Given that, the missions aren’t difficult and lack variation. While different difficulty levels are available, there’s no real challenge or variation to require much effort with each mission. Your entire mission structure consists of locating a gang leader, plowing through the hoards of bodyguards that are easily disposed, and then finally taking the 30-second battle against the gang leader who differs little from the typical thugs, apart from some added bars of health to deplete and a handful of cheesy insults that are thrown at you. While it is good fun to blast away hordes of enemies without having to worry about tactics, some may tire quickly of the repetitious gameplay at hand. Those looking for variation in the gameplay will be sadly disappointed with the game’s missions.

If you tire of doing the missions alone, you can hook up with a friend or a random person from across the globe to complete the missions in a co-op environment. The multiplayer co-op integration is combined seamlessly, with players capable of joining together midway through a game. Having an extra player to help offers a more refreshing experience with the added help available, allowing different missions and circumstances to be approached differently. Although some constant lag was experienced during our playtest, which did prove to be slightly annoying during the more action-filled sequences (such as during a firefight or whilst driving), the multiplayer co-op play over Xbox Live is a welcomed and worthwhile addition.

The more interesting elements of Crackdown that’s unseen in other similar titles is its basic RPG elements, which sees your character taking on the attributes of Agility, Strength, Driving skill, Explosion knowledge and Weapon skills, each of which can be improved by retrieving items scattered throughout the city or by actually performing the activity. Killing an enemy using a gun, for example, will increase your weapon skill, while killing them using a punch or kick will improve your strength. Increasing your driving skill will not only improve your character’s ability to drive, but also offers enhanced vehicles to choose from. The higher the level of each of your attributes are, the better your character is at performing them. When your agility improves, for example, you’re able to jump at greater heights and distances; improving your Weapon skills will improve your accuracy with guns. It’s a nice touch that offers something to do apart from progressing through the game’s storyline, as improving your skill in different areas will make future missions easier and also rewards you in the form of Achievement Points.

Crackdown’s visual flair offers a refreshing touch to the genre, deciding to move away from the drab realistic visuals through to a more artistic, vibrantly coloured world that appears to have been designed using a bunch of colourful crayons. At the same time, it manages to mix in some more realistic designs that prevent the game from looking too kiddy. As a result, the game looks unique, refreshing and attractive, helping to keep it away from being quickly dismissed as another try-hard GTA clone.

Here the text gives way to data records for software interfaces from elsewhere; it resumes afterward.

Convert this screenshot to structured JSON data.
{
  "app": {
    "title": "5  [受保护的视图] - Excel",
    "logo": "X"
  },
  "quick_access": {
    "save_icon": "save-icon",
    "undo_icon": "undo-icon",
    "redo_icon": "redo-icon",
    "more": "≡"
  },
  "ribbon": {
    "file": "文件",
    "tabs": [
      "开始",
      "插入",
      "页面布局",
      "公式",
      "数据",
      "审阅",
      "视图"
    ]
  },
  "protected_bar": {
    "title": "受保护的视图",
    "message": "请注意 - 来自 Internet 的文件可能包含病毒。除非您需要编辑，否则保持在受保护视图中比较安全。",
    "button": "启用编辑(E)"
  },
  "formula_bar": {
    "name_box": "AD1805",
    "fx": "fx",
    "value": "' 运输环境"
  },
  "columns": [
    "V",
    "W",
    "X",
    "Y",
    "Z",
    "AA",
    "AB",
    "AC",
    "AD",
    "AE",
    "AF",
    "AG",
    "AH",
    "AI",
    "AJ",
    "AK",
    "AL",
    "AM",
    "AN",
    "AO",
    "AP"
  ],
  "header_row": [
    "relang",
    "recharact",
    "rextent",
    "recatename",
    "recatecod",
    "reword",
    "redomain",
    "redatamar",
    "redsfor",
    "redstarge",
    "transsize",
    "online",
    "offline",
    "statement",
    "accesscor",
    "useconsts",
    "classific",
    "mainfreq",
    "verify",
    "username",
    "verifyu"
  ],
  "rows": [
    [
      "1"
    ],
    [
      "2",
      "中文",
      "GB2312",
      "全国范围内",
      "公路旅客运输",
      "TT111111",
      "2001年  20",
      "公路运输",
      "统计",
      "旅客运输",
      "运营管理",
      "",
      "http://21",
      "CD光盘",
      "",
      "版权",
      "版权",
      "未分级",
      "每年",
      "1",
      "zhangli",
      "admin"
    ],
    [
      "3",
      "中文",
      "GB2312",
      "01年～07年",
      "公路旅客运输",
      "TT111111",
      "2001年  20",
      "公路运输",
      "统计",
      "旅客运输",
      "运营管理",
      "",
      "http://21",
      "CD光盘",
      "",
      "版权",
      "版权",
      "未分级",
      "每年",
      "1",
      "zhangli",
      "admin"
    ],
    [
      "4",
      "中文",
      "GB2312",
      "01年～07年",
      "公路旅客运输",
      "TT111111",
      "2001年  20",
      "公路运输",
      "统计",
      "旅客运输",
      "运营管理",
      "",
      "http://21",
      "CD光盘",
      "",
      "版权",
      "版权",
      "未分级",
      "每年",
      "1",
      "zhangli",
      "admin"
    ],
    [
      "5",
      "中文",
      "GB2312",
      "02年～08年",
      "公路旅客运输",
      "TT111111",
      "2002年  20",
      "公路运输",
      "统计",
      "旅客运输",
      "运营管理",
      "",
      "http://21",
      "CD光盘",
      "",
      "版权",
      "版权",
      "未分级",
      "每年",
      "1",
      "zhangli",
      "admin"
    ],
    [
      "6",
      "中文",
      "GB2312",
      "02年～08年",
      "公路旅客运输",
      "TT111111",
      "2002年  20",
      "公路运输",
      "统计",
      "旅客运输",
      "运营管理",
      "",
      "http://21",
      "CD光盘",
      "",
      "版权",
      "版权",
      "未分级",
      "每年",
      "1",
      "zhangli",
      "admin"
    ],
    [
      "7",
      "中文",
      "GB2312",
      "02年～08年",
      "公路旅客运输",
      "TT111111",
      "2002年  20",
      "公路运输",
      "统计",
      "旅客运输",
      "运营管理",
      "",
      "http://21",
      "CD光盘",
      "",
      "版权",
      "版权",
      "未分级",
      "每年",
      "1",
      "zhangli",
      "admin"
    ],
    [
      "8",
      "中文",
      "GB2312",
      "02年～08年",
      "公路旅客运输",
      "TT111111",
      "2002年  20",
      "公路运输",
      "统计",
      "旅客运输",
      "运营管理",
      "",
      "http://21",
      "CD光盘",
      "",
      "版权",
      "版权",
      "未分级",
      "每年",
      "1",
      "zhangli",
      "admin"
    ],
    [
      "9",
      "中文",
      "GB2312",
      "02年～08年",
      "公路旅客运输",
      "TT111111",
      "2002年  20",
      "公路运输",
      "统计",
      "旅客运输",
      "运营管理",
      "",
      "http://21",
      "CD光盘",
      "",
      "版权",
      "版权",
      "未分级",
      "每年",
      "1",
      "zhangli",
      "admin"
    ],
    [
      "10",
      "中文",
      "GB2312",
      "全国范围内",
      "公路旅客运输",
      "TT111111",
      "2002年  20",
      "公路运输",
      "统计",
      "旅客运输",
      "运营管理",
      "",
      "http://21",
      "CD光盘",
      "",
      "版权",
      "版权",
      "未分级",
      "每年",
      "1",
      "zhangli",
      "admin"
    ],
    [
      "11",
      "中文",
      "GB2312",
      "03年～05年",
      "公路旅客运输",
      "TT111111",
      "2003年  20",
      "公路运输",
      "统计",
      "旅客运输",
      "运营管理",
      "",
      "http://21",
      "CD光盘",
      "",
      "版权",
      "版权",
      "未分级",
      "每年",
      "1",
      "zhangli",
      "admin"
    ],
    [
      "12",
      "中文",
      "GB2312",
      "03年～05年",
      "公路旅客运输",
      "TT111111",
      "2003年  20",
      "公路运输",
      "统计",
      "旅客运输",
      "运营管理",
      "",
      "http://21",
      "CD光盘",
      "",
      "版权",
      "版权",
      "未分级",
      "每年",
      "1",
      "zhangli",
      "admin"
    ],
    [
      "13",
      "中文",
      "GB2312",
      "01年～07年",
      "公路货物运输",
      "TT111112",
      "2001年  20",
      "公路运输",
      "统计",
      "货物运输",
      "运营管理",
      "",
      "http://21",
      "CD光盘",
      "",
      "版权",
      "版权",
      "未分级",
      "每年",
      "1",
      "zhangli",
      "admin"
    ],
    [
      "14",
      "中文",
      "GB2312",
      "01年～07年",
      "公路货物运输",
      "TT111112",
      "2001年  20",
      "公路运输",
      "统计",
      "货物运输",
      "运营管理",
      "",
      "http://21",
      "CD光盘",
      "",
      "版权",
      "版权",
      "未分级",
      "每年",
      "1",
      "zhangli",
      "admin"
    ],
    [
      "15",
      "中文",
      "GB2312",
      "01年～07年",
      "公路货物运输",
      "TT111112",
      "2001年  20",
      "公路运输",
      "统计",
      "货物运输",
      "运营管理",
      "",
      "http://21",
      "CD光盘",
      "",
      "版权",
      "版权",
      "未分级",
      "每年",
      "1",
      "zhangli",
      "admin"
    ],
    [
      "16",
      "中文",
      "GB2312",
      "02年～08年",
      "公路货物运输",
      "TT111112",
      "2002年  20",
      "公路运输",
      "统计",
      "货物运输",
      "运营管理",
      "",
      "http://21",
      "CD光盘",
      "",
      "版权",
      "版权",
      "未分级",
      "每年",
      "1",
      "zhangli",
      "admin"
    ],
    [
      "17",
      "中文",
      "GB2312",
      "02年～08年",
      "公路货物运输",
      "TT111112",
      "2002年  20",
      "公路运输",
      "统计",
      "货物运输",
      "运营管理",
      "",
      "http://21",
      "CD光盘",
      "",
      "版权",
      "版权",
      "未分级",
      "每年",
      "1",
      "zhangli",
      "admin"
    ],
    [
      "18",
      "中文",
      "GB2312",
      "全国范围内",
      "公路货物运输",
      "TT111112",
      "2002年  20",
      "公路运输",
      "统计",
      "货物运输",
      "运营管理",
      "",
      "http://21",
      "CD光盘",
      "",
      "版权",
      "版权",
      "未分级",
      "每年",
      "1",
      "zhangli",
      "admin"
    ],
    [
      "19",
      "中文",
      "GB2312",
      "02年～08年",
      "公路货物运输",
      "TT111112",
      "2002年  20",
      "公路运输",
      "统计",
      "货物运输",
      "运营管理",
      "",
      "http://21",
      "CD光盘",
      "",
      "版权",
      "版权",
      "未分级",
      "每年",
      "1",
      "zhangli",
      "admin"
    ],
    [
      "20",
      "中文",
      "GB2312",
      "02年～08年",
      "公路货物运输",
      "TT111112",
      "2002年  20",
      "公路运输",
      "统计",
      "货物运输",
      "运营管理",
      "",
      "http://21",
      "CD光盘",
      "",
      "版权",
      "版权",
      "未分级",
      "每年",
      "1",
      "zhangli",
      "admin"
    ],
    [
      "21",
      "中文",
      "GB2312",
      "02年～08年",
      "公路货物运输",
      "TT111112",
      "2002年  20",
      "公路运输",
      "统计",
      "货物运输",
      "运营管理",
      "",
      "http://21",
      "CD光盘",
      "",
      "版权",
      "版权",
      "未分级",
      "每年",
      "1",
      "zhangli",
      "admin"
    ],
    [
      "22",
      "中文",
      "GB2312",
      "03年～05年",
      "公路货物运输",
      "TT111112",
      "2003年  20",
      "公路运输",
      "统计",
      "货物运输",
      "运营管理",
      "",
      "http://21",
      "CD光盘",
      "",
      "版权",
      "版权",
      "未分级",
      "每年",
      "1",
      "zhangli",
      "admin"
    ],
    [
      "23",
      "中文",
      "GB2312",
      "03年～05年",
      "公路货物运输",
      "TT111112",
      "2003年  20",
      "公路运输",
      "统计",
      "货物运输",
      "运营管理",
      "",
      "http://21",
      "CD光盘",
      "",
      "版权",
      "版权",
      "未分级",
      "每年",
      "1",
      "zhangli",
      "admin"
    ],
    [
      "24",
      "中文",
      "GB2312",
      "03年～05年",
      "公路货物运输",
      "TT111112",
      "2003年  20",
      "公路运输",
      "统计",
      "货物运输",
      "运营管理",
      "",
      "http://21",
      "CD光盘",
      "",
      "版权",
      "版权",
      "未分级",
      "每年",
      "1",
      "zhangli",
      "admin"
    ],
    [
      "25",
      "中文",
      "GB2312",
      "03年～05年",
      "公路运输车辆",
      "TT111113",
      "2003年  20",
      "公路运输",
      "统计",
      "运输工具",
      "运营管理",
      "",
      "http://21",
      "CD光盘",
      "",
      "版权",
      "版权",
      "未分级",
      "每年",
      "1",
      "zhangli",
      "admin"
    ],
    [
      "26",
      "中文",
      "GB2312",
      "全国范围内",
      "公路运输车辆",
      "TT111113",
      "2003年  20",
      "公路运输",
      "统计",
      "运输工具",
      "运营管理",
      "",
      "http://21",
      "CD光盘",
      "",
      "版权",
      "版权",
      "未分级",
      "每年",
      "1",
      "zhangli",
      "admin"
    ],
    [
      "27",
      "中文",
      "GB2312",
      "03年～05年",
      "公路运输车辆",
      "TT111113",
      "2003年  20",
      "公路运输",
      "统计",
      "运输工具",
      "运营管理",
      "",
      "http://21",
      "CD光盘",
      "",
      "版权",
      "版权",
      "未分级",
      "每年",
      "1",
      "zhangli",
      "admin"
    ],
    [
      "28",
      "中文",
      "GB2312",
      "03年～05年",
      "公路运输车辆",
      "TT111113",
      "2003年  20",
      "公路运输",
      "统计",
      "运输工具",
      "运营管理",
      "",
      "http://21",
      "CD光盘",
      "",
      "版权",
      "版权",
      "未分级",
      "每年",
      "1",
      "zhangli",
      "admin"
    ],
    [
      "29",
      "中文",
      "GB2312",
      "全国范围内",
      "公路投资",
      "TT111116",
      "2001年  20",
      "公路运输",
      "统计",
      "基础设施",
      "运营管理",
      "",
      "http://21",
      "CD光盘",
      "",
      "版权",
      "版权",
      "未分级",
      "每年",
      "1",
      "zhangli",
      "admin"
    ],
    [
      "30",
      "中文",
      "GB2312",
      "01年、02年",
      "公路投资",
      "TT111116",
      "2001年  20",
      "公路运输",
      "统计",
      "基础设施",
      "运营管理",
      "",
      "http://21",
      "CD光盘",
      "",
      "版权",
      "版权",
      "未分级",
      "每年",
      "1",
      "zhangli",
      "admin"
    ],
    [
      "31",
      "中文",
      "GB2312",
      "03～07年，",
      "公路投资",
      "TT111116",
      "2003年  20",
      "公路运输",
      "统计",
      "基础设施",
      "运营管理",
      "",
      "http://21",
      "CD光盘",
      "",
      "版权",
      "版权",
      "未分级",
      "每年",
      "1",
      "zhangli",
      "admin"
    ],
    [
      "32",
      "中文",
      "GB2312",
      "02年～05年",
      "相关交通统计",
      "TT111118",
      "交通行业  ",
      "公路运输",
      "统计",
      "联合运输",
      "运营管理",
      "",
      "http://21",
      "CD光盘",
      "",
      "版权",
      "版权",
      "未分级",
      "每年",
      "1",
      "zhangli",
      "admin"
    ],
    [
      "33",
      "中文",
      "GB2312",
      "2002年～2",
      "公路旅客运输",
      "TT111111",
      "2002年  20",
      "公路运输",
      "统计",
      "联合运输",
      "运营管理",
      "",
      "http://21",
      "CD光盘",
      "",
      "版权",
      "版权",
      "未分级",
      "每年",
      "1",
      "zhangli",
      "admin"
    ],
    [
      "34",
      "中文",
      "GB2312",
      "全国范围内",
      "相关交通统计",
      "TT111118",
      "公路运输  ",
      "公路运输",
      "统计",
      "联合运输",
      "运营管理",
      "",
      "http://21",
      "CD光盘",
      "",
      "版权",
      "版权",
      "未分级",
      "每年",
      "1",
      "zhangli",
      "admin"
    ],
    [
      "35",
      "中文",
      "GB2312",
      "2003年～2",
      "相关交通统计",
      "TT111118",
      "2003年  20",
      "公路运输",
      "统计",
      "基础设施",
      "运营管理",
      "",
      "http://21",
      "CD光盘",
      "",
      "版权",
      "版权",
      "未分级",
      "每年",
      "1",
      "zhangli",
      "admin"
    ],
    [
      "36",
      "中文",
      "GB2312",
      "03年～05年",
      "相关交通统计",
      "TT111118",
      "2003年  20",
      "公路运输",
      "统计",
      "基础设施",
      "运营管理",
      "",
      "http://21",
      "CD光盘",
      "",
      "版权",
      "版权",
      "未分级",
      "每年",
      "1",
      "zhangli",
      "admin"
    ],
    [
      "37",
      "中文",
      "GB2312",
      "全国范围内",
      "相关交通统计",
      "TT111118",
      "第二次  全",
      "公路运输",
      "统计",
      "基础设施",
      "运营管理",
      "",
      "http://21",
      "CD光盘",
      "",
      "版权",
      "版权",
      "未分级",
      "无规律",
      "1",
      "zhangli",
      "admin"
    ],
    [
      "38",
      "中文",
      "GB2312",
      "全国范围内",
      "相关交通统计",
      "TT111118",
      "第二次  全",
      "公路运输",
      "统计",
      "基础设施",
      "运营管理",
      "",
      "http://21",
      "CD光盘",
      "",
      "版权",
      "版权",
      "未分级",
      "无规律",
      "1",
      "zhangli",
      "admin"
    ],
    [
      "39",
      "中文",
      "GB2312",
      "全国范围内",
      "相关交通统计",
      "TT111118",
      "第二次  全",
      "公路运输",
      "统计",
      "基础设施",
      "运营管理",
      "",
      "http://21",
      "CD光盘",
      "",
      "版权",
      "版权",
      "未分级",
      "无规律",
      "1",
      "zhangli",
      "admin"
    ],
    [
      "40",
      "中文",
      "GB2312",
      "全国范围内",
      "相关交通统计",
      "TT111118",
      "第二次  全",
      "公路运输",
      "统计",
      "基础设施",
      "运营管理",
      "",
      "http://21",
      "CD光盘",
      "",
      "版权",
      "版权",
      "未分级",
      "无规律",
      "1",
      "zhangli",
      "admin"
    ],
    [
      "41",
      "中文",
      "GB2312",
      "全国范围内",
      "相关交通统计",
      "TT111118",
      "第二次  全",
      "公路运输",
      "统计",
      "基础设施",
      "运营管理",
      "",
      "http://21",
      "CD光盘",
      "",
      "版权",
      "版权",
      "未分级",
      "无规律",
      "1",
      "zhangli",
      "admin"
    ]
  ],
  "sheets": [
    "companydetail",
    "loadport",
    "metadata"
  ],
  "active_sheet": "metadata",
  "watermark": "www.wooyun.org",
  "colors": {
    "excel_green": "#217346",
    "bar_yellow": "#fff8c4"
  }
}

There’s a fair variety of music on offer, with different vehicles and situations offering a different style of music. There doesn’t appear to be too many big-name tracks on offer, which can be somewhat disappointing, but what’s there is certainly not of poor quality.

Crackdown surprised me. From the day it was announced, I didn’t expect much from the game. Add to this Microsoft Game Studios’ decision to bundle a free entry into the Halo 3 multiplayer BETA, and my hopes for a refreshing action title was virtually non-existent. Why else was Microsoft bundling a demo to an eagerly awaited game with Crackdown? It sounded kind of fishy, as if it was Microsoft’s last desperate attempt to shift copies from retail shelves.

The truth is, if you’re a fan of the free-roaming gangster action genre, Crackdown is easily worth a look – even without the Halo 3 demo. It’s far from perfect, and doesn’t offer enough variation and unique attributes for some gamers to truly enjoy. What it does is add a slightly refreshing touch to a tried and true formula, one that makes it enjoyable to play from start to finish. Just don’t be expecting anything too revolutionary.

Rating: 7.0/10

Disclosure: We are provided copies of games from the game companies for some games that we review.